I-124 includes an unusual carve out for the unions that wrote the initiative. It allows them (behind closed doors) to negotiate away employee health care benefits, workplace safety protections and worker retention standards in exchange for union representation. This will create a patchwork of contradictory worker protections across the city, which will make enforcement more difficult and costly and will leave hotel workers with different protections.

Violates right to due process

Under I-124, hotels must blacklist any guest accused of harassing a worker, even when there is no legal complaint. Without evidence or investigation, accused guests are permanently blacklisted with no notice and no way to clear their name. We all agree that hotel workers need to be protected, but that’s not our system of justice.

An unfunded, unenforceable initiative

I-124 provides no funding to monitor the 127 hotels across Seattle. Seattle taxpayers will be on the hook for the new city staff and resources necessary to enforce this measure. The city will either have to raise our taxes or take money from other critical priorities to pay for this unfunded initiative.

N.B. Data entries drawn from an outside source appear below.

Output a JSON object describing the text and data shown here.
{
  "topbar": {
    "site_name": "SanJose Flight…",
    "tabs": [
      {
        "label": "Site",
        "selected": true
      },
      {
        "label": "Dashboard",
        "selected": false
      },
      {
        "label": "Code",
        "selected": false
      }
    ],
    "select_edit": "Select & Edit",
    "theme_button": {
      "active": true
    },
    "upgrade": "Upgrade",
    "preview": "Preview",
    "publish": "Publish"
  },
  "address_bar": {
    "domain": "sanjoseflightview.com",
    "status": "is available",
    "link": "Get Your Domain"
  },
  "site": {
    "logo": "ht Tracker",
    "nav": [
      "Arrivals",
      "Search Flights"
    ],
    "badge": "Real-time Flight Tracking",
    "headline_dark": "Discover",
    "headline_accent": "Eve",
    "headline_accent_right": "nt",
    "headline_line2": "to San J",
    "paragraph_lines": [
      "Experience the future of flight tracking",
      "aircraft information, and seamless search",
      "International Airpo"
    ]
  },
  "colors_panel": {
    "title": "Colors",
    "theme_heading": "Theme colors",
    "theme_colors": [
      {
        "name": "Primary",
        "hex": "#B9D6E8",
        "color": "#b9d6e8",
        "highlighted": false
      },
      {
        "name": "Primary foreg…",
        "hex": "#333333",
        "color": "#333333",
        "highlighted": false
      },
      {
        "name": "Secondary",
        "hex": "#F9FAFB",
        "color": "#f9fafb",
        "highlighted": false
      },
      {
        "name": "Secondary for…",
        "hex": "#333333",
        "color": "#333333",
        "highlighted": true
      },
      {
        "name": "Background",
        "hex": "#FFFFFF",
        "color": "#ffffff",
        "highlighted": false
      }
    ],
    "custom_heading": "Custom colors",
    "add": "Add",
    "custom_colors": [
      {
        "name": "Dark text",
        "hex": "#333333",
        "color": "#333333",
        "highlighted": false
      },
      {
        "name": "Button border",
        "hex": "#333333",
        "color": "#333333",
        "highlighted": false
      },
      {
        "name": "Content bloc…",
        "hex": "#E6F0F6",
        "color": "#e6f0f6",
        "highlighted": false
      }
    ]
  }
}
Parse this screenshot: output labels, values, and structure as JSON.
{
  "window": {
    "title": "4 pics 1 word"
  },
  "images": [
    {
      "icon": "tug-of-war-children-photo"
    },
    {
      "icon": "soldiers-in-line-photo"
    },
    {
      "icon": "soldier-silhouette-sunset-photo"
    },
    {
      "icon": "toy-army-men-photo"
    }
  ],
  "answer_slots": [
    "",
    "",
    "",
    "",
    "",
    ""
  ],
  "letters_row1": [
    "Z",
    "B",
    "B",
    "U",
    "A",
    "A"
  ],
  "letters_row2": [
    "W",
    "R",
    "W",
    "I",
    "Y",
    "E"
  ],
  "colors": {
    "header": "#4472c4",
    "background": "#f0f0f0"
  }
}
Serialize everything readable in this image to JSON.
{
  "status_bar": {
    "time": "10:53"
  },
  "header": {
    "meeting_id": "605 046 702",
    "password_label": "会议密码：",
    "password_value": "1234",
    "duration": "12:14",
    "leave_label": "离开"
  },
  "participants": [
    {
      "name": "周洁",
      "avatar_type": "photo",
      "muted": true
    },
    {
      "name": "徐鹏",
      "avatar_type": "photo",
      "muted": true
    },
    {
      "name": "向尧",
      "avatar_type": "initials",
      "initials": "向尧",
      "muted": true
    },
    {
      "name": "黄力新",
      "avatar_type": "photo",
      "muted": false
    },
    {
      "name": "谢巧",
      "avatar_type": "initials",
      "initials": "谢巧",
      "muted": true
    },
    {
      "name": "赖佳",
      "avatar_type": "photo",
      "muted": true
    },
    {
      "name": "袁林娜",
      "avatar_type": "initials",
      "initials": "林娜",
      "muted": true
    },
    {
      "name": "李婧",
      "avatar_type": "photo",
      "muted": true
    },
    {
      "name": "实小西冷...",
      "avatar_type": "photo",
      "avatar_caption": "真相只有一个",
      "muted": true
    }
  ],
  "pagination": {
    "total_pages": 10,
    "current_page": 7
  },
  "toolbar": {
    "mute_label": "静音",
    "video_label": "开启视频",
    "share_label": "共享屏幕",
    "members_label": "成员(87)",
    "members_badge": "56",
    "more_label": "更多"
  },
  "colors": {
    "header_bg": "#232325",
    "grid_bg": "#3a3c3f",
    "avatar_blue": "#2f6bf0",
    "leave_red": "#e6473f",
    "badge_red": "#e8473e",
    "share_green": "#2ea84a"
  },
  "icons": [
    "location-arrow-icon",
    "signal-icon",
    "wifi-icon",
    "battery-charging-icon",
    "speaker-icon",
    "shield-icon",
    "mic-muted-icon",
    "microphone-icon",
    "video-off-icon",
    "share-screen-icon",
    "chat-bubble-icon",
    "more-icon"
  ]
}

Reject I-124 – We Can Do Better Together

Seattle works best when we come together – employers, workers, experts and state and local government – to find progressive solutions to our challenges. We've done it before with the $15 minimum wage and we can do it again so that workers, guests and employers all have a voice.

Mayor Ed Murray and City Council passed a resolution officially endorsing Initiative 124.

After careful analysis, city staff concluded in their “Summary of Financial Implications” that 124 has no negative financial impacts.

It states: 

“This legislation does not have direct financial implications.”

“Does the legislation have indirect or long-term financial impacts to the City of Seattle that are not reflected in the above?  NO.”

The opponents now say that hotel employers will correct problems through better self-governance and protect housekeepers from sexual harassment.   No doubt some will.

However, laws are never written because of the good behavior of the majority.  Rather, they are written to protect people from the bad behavior of a few.

This law was carefully crafted to protect people’s civil liberties while protecting the women working in hotels.  As to claims to the contrary …we disagree.

Seattle protects women.  That’s who we are; that’s what I-124 does.

Submitted by: Lorena Gonzalez, Pramila Jayapal, Nicole Grant, 

Rebuttal, No on I-124

It is outright false for I-124 supporters to claim Seattle hotels leave employees “without any protection” at work.

Nearly all Seattle hotels already have safety alerts and protocols in place and commit to further enhance them.

Authors of I-124 would have known this had they sought input of safety experts, hotels, hotel employees and state and local agencies.

This initiative won’t make workers safer. It is full of legal flaws. It violates citizens’ rights to due process.

The city attorney summarized I-124, as required by law. The same city attorney recommended city council meet in executive session to discuss I-124’s legal issues.

Why are supporters ignoring that unions can hypocritically negotiate away most of the provisions in the initiative?

I-124 isn’t a “good step in the right direction.” It’ll end up stranded in courtrooms wasting thousands of taxpayer dollars. And, the city has no money for enforcement.

Vote no.

Submitted by: Jenne Neptune, Maud Smith Daudon, Carla Murray,

Simple majority (Seattle City Charter, Art. IV.1.F)

For questions about this measure, contact: Polly Grow, Seattle Ethics and Elections, 206-615-1248,


5 en-US Production

TTY: Relay 711

Sign up for email or text notifications